“A bank is a place that will lend you money if you can prove that you don’t need it.”– Bob Hope

 “Think left and think right and think low and think high.
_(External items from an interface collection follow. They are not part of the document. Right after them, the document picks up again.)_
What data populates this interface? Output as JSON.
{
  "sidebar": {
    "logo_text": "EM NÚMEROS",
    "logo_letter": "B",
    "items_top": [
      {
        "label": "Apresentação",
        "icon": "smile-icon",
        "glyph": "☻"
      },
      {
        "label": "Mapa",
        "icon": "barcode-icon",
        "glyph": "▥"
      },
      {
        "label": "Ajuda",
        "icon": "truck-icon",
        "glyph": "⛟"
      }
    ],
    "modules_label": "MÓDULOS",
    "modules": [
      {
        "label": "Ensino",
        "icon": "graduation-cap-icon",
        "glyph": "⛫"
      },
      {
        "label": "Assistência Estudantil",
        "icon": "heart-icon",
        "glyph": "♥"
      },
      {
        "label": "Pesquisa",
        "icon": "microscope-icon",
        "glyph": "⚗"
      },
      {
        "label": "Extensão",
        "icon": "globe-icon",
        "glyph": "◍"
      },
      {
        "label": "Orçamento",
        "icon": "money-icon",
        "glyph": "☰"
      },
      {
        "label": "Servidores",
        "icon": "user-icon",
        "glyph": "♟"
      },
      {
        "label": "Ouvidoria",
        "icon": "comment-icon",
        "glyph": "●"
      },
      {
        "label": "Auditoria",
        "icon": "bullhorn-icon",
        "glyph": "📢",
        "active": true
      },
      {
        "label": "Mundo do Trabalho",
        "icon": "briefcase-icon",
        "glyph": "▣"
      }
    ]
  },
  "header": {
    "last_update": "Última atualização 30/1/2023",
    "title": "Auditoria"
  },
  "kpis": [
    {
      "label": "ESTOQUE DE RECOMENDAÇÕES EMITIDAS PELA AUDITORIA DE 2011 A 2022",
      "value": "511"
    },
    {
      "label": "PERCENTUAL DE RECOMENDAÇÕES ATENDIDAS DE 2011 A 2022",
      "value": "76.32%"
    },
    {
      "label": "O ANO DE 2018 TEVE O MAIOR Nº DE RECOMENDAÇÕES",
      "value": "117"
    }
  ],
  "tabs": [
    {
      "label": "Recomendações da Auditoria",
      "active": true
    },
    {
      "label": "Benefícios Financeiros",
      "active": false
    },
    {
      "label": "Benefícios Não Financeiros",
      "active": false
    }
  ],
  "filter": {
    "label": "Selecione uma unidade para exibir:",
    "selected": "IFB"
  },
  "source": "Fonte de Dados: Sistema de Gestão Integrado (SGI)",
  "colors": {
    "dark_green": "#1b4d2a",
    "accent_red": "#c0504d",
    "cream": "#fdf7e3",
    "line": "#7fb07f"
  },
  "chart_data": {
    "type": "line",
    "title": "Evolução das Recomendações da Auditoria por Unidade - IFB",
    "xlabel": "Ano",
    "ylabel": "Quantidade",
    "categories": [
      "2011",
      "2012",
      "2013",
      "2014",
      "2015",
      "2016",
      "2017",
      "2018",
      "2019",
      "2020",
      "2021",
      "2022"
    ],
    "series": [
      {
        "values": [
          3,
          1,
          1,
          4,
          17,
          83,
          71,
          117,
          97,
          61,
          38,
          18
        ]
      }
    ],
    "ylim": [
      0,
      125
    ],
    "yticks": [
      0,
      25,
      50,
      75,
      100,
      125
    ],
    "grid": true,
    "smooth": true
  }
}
Oh, the thinks you can think up if only you try!”
– Dr. Seuss

“Never let your sense of morals prevent you from doing what is right.” – Isaac Asimov

“Opportunity does not knock, it presents itself when you beat down the door.” – Kyle Chandler




University of Illinois Extension Specialists in Fruit and Vegetable Production & Pest Management

Extension Educators – Local Food Systems and Small Farms

Bronwyn Aly, Gallatin, Hamilton, Hardin, Pope, Saline, and White counties

618-382-2662

baly@illinois.edu

Katie Bell, Franklin, Jackson, Perry, Randolph, & Williamson counties

618-687-1727

klbell@illinois.edu

Laurie George, Bond, Clinton, Jefferson, Marion, & Washington counties

618-548-1446

ljgeorge@illinois.edu

Zachary Grant, Cook County

708-679-6889

zgrant2@illinois.edu

Doug Gucker, DeWitt, Macon, and Piatt counties

217-877-6042

dgucker@illinois.edu

Erin Harper, Champaign, Ford, Iroquois, and Vermillion counties

217-333-7672

harper7@illinois.edu

Grant McCarty, Jo Daviess, Stephenson, and Winnebago counties

815-235-4125

gmccarty@illinois.edu

Katie Parker, Adams, Brown, Hancock, Pike and Schuyler counties

217-223-8380

keparkr2@illinois.edu

Kathryn Pereira, Cook County

773-233-2900

kpereira@illinois.edu

James Theuri, Grundy, Kankakee, and Will counties

815-933-8337

jtheu50@illinois.edu

Extension Educators – Horticulture

Chris Enroth, Henderson, Knox, McDonough, and Warren counties

309-837-3939

cenroth@illinois.edu

Richard Hentschel, DuPage, Kane, and Kendall counties

630-584-6166

hentschel@illinois.edu

Andrew Holsinger, Christian, Jersey, Macoupin, & Montgomery counties

217-532-3941

aholsing@illinois.edu

Extension Educators - Commercial Agriculture

Elizabeth Wahle, Fruit & Vegetable Production

618-344-4230

wahle@illinois.edu

Nathan Johanning, Madison, Monroe & St. Clair counties

618-939-3434

njohann@illinois.edu

Campus-based  Extension Specialists

Mohammad Babadoost, Plant Pathology

217-333-1523

babadoos@illinois.edu